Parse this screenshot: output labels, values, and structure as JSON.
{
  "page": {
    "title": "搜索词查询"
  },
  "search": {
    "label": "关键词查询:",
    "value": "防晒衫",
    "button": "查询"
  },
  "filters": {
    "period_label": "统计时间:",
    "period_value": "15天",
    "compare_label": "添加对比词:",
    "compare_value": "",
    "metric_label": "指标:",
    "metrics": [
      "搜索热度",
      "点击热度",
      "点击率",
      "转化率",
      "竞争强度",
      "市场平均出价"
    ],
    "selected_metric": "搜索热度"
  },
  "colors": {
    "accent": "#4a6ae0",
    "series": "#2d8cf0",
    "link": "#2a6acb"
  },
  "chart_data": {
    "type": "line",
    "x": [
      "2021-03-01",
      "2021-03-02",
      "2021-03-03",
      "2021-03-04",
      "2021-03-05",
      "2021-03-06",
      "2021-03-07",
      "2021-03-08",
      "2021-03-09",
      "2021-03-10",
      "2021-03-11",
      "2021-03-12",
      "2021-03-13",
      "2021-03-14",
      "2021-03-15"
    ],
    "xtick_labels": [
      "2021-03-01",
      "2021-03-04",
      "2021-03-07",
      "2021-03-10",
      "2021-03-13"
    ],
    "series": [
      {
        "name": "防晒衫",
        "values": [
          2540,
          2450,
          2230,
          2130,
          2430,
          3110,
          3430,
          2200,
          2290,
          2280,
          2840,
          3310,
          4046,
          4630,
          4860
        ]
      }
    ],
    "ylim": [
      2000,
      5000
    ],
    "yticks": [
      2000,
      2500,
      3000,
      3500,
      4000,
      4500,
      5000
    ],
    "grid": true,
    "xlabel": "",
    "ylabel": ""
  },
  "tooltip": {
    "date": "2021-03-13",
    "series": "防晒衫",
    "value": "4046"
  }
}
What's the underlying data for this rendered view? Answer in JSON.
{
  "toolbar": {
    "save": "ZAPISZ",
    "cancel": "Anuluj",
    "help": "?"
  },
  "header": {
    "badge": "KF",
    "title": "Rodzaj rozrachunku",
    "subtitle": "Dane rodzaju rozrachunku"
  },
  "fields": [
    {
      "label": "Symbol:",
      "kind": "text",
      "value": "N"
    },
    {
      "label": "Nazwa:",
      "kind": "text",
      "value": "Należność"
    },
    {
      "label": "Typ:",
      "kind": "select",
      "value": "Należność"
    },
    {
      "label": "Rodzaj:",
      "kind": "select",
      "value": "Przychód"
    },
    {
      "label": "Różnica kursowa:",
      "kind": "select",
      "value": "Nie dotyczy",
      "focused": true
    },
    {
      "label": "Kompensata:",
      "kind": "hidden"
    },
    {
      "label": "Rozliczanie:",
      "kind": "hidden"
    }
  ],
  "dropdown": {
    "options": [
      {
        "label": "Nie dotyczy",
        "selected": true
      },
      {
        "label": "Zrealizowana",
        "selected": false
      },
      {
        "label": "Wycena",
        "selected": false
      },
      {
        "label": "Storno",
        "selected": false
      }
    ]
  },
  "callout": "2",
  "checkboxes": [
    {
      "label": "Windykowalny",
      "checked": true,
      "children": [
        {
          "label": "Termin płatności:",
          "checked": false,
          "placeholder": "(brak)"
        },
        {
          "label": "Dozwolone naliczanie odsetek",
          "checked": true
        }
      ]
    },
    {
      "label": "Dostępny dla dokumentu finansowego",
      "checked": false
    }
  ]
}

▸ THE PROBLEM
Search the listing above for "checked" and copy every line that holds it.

▸ EXERCISE SOLUTION
      "checked": true,
          "checked": false,
          "checked": true
      "checked": false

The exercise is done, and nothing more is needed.